Start of RECORDS FOR THIS EXERCISE

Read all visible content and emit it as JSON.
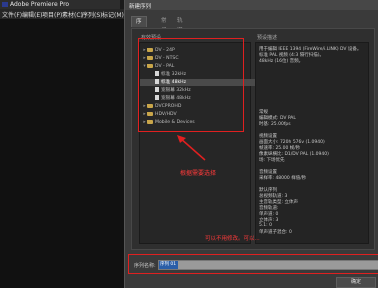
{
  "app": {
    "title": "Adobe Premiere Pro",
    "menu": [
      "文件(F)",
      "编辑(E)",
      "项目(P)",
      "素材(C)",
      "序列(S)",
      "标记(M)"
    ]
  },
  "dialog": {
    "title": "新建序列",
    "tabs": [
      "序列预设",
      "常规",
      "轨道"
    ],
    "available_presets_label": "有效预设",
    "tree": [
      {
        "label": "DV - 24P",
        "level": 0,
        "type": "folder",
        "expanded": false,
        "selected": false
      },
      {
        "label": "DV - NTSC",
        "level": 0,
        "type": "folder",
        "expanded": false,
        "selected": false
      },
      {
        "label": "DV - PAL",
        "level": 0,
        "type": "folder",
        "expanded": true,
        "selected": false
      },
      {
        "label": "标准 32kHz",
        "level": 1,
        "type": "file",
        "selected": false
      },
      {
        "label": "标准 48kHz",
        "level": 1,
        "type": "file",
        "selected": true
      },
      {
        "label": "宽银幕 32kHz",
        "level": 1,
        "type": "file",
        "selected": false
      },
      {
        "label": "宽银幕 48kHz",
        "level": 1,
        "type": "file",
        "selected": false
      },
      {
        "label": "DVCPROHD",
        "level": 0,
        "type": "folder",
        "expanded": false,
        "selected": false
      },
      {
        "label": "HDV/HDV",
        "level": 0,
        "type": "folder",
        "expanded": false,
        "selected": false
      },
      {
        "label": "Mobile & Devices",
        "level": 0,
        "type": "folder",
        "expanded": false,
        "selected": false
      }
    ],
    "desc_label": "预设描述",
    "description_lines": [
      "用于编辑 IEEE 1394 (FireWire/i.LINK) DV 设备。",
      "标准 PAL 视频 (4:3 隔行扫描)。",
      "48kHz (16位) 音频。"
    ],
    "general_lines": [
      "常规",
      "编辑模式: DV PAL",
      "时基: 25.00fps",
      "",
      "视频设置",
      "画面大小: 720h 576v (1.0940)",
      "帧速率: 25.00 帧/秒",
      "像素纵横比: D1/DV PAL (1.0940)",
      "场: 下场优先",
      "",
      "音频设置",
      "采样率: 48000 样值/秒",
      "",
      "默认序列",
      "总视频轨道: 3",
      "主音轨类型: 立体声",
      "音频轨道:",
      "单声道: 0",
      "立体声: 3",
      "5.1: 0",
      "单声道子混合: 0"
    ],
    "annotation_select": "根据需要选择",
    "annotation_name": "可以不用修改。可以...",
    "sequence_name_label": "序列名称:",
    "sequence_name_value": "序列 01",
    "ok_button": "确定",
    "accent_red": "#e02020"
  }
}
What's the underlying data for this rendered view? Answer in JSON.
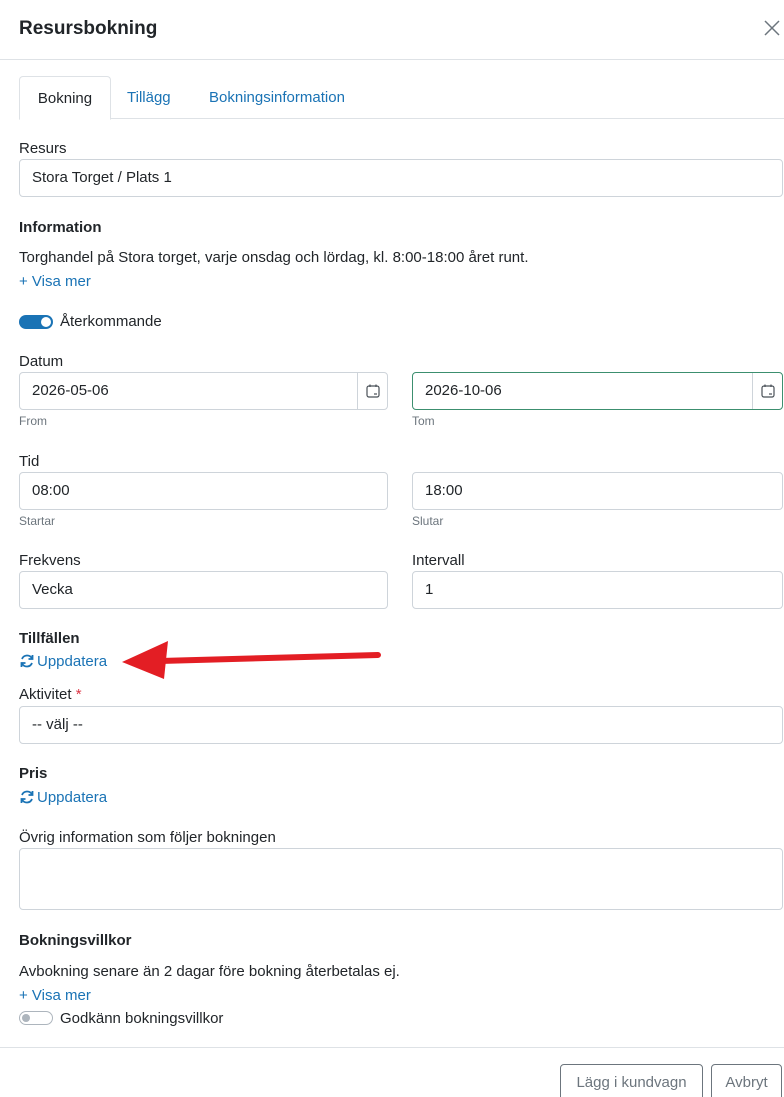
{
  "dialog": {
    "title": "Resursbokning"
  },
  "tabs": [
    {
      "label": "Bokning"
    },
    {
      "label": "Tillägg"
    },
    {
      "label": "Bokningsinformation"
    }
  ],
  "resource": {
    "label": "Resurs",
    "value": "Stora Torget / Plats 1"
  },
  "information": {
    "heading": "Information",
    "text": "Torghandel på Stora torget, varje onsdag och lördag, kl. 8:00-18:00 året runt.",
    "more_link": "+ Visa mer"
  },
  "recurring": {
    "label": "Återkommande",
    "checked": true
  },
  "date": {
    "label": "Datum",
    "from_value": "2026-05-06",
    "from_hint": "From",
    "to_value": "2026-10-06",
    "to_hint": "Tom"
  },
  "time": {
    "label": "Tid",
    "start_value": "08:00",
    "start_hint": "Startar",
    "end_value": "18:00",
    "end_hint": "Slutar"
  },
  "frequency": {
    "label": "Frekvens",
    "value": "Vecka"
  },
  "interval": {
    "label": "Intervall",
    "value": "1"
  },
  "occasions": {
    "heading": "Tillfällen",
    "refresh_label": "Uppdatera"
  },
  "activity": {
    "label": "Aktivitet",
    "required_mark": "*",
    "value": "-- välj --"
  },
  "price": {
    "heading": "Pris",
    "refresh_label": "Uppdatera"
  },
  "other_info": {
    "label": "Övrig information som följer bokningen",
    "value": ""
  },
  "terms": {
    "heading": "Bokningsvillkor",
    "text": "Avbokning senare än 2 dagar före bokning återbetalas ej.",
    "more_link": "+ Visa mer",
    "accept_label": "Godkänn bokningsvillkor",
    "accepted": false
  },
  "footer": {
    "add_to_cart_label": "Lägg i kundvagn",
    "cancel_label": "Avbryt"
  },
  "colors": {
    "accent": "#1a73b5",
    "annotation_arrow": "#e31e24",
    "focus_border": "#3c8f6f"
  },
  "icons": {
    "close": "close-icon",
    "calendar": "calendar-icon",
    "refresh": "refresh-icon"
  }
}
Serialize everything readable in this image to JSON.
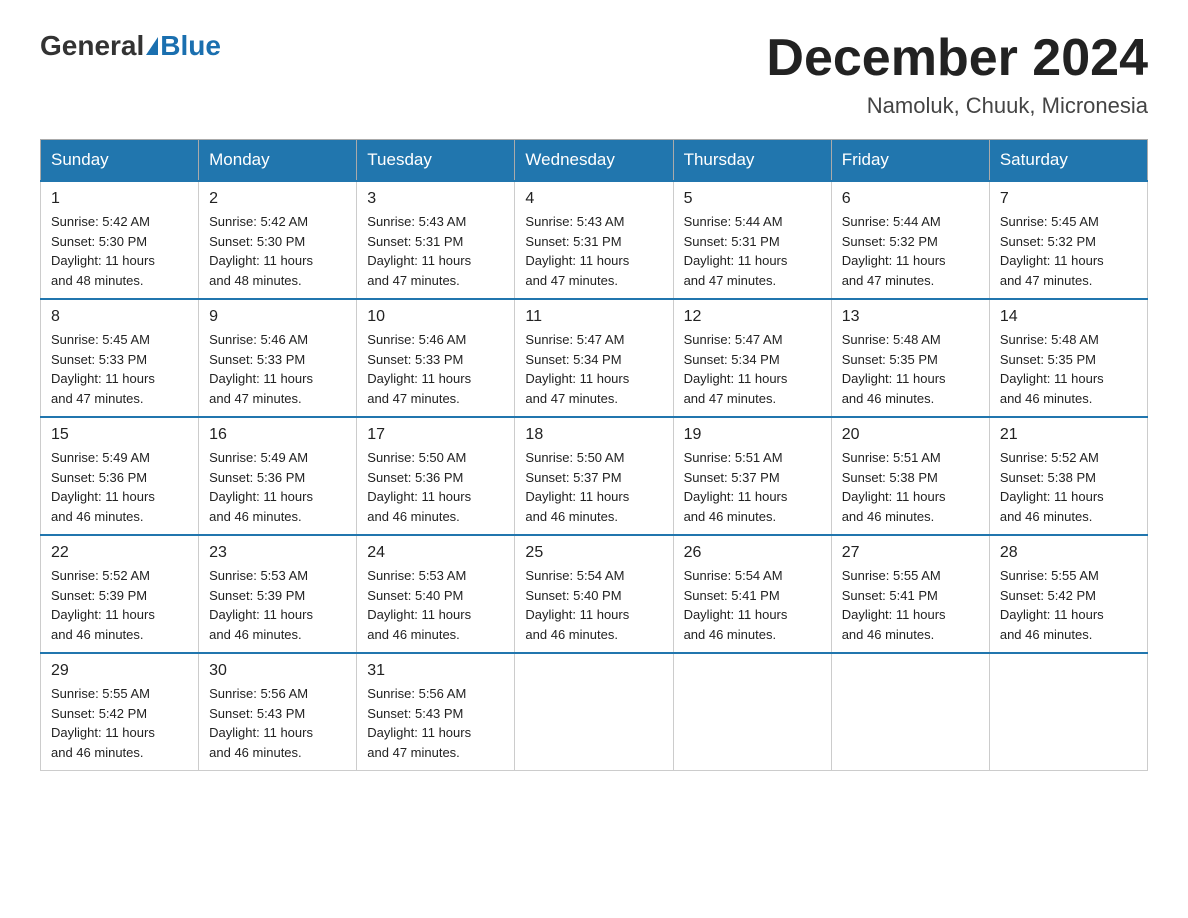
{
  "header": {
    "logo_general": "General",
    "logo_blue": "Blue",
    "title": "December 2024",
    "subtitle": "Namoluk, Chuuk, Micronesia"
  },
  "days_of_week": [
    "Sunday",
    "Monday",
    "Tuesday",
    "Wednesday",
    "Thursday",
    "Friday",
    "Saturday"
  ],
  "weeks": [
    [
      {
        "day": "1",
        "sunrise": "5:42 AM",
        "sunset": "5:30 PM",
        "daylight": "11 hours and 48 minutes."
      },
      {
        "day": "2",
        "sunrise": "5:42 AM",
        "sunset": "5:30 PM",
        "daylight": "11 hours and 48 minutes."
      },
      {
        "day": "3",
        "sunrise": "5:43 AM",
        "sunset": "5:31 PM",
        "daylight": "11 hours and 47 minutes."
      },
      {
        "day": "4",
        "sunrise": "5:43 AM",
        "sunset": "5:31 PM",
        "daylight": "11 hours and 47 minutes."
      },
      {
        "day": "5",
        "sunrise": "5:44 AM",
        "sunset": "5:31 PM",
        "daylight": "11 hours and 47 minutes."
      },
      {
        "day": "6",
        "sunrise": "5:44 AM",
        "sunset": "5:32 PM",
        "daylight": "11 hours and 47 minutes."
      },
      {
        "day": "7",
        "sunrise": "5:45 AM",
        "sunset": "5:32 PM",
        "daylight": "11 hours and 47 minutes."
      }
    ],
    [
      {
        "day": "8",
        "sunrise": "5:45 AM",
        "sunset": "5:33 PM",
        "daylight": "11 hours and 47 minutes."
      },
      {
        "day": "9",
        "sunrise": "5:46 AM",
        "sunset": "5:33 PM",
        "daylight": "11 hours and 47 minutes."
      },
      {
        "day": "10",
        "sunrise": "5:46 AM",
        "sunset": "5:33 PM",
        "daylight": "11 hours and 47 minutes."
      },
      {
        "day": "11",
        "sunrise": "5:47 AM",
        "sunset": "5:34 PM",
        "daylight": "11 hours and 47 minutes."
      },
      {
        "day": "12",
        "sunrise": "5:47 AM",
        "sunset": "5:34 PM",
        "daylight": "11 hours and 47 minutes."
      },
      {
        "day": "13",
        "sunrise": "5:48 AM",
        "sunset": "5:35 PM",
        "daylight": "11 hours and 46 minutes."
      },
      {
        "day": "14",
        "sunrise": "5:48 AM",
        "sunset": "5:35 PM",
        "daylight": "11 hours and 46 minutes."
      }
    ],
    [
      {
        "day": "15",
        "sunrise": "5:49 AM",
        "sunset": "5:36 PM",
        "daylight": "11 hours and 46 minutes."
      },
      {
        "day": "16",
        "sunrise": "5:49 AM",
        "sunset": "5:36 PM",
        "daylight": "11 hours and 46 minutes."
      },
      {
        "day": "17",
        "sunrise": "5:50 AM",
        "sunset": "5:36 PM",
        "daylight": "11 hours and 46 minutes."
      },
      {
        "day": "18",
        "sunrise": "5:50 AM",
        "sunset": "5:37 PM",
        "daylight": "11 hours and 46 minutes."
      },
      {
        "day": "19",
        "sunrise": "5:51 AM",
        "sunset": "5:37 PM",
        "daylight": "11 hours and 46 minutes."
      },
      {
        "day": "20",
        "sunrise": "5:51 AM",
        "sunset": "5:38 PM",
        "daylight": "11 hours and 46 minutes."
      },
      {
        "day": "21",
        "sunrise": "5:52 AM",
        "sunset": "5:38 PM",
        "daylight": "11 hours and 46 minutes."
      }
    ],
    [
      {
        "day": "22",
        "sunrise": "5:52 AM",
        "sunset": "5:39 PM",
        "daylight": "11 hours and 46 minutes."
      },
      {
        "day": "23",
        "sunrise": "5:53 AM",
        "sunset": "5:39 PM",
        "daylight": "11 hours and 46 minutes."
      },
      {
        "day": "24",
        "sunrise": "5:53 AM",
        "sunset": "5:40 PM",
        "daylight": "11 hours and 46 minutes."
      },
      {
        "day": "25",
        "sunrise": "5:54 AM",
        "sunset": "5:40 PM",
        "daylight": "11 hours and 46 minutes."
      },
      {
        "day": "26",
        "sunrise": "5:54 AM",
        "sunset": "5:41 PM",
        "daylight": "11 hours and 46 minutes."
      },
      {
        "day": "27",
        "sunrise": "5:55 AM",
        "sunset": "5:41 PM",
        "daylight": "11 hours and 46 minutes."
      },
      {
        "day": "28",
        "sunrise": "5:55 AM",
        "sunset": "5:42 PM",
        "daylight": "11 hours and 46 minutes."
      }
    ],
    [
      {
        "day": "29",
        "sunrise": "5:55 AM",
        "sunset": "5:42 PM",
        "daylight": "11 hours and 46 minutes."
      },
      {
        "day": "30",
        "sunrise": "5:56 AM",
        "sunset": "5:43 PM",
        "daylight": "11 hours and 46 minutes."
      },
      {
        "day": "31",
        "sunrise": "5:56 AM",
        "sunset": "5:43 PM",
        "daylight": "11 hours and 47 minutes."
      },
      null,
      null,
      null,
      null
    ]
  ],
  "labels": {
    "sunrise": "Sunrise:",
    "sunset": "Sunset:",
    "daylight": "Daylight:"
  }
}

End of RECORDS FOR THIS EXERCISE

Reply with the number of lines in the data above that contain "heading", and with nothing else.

> EXERCISE RESPONSE
4